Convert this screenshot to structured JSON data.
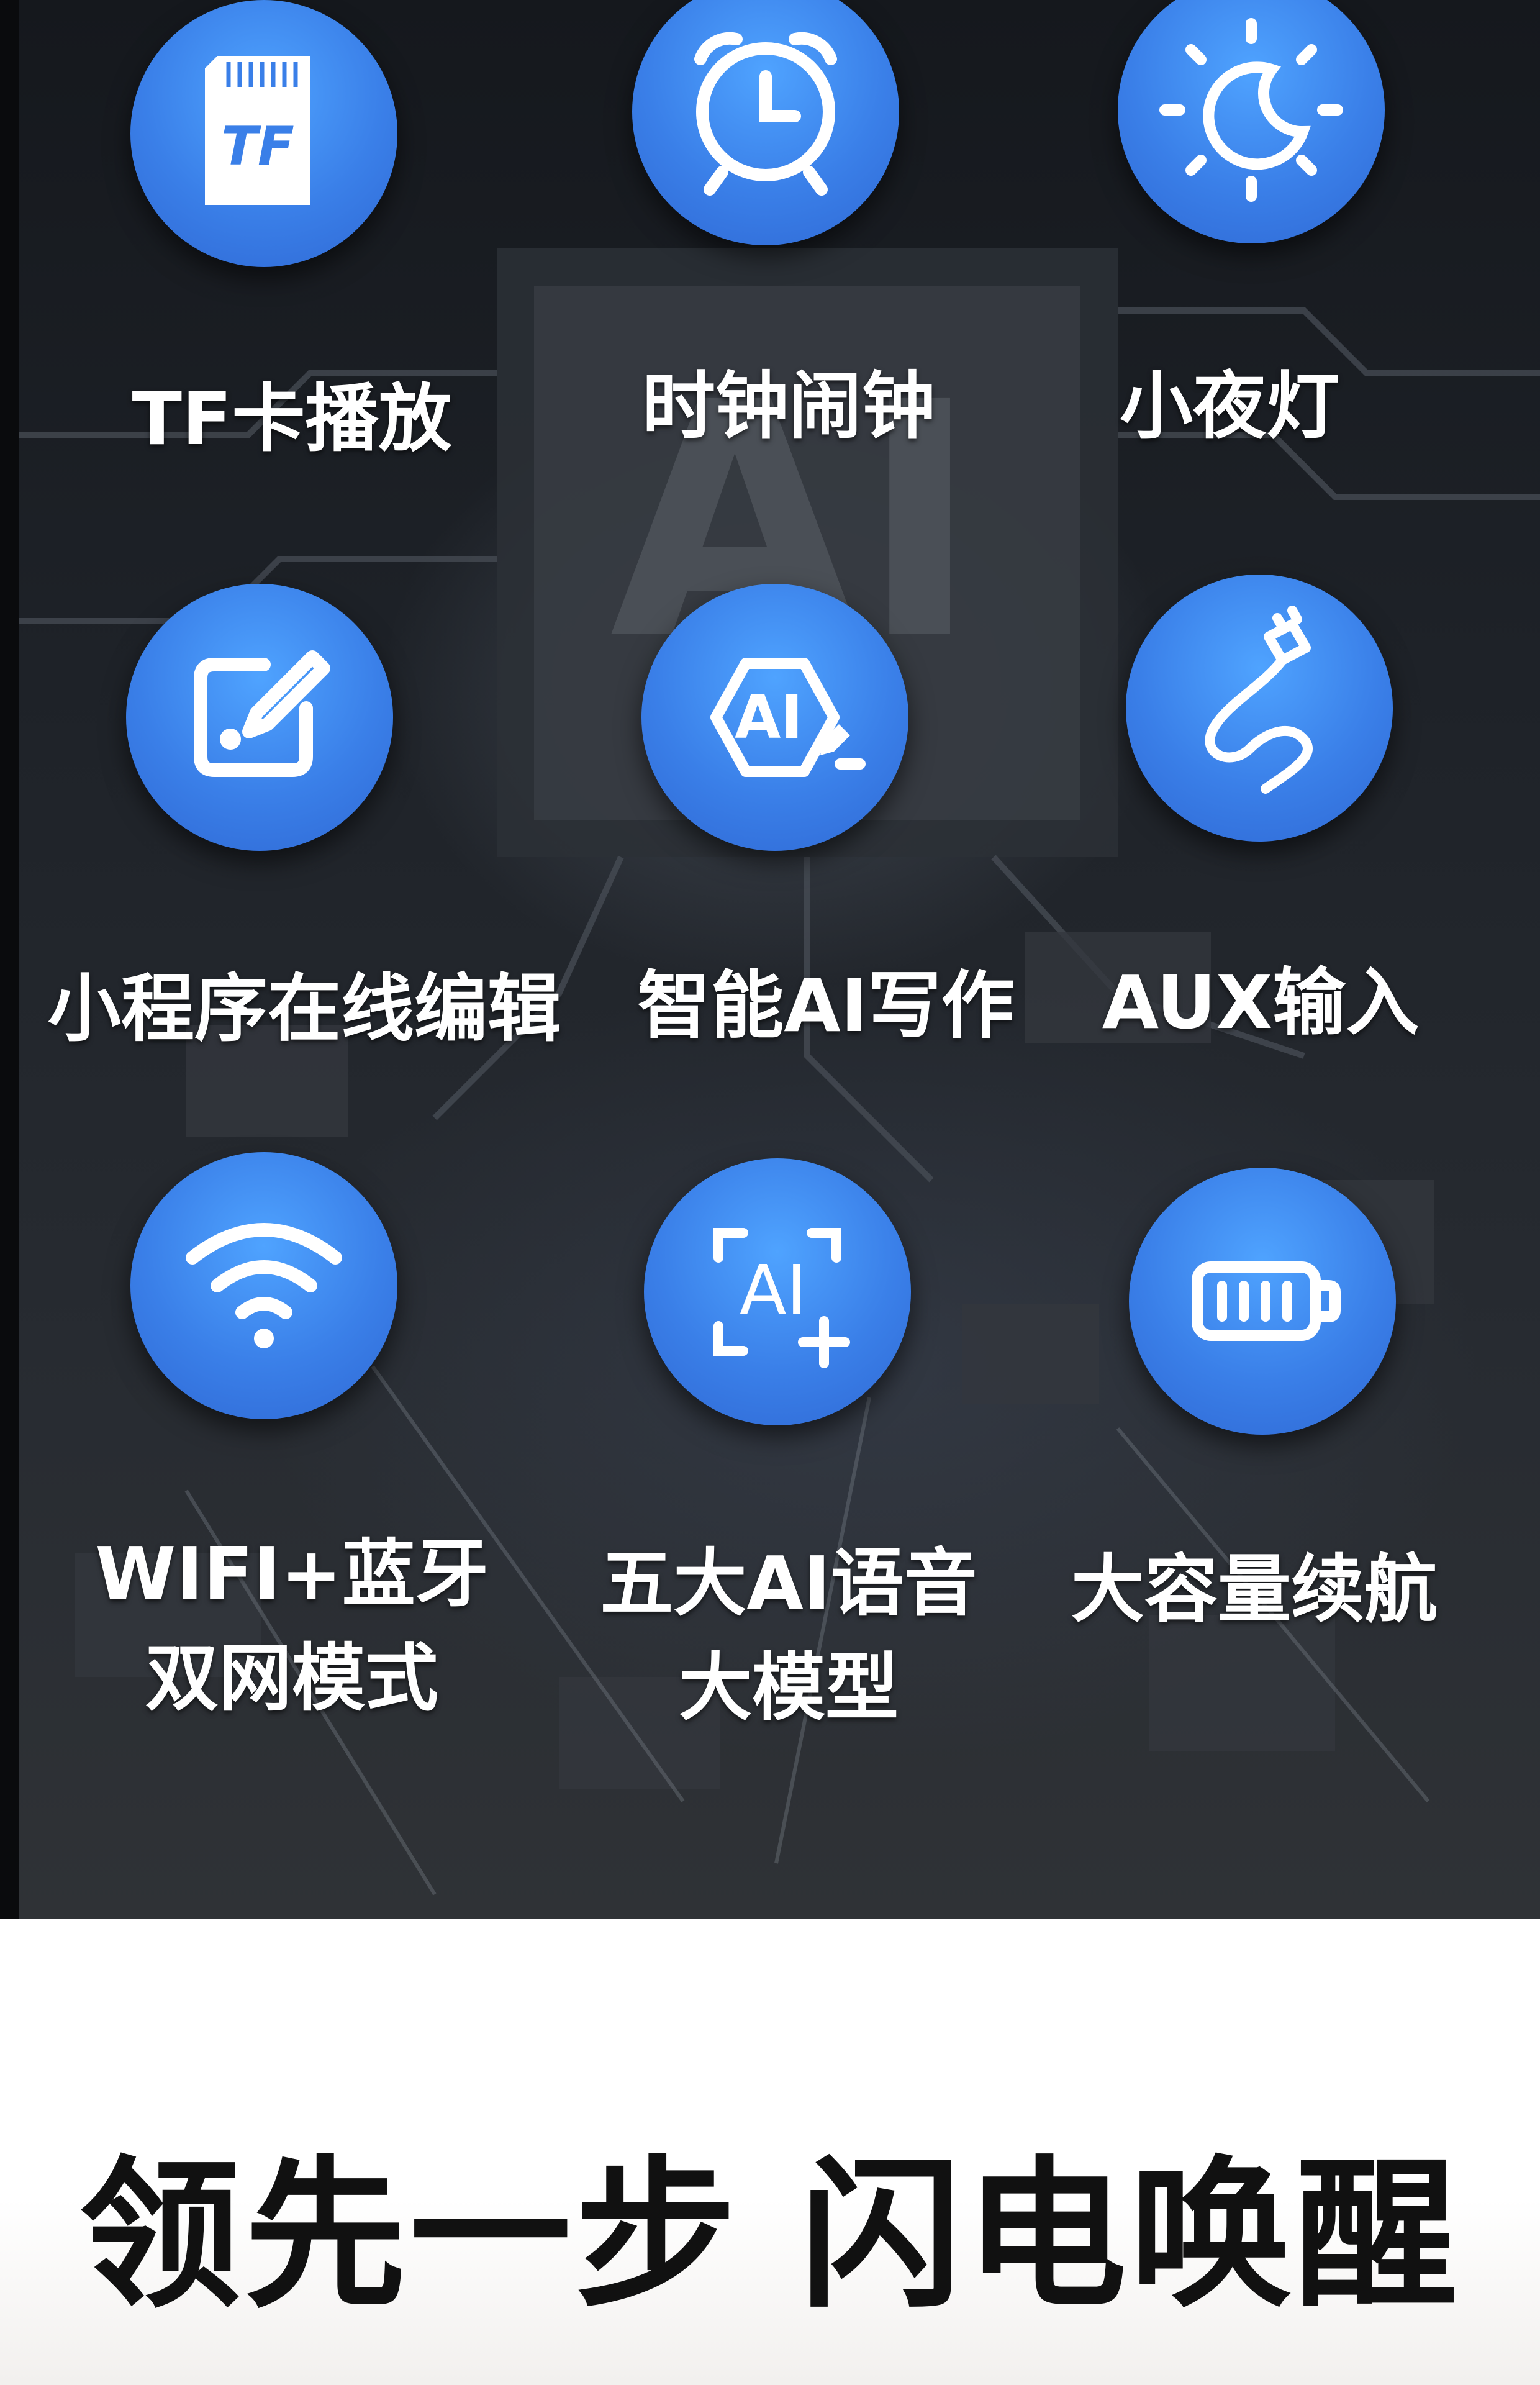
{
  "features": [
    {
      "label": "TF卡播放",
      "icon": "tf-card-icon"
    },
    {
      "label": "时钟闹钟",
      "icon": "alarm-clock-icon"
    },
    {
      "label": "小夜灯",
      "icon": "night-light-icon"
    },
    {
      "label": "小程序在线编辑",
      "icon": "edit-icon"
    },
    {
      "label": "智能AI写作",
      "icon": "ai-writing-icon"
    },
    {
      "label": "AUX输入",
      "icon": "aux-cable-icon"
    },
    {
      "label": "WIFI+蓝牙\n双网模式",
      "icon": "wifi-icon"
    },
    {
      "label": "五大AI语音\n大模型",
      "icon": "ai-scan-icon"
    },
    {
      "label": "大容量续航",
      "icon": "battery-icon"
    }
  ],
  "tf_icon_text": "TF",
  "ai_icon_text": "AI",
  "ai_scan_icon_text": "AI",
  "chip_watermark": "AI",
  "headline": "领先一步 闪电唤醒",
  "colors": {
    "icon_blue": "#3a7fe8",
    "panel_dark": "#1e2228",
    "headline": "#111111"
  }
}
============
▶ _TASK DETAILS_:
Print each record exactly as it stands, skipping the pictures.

▶ _TASK RESPONSE_:
Convert this screenshot to structured JSON data.
{
  "features": [
    {
      "label": "TF卡播放",
      "icon": "tf-card-icon"
    },
    {
      "label": "时钟闹钟",
      "icon": "alarm-clock-icon"
    },
    {
      "label": "小夜灯",
      "icon": "night-light-icon"
    },
    {
      "label": "小程序在线编辑",
      "icon": "edit-icon"
    },
    {
      "label": "智能AI写作",
      "icon": "ai-writing-icon"
    },
    {
      "label": "AUX输入",
      "icon": "aux-cable-icon"
    },
    {
      "label": "WIFI+蓝牙\n双网模式",
      "icon": "wifi-icon"
    },
    {
      "label": "五大AI语音\n大模型",
      "icon": "ai-scan-icon"
    },
    {
      "label": "大容量续航",
      "icon": "battery-icon"
    }
  ],
  "tf_icon_text": "TF",
  "ai_icon_text": "AI",
  "ai_scan_icon_text": "AI",
  "chip_watermark": "AI",
  "headline": "领先一步 闪电唤醒",
  "colors": {
    "icon_blue": "#3a7fe8",
    "panel_dark": "#1e2228",
    "headline": "#111111"
  }
}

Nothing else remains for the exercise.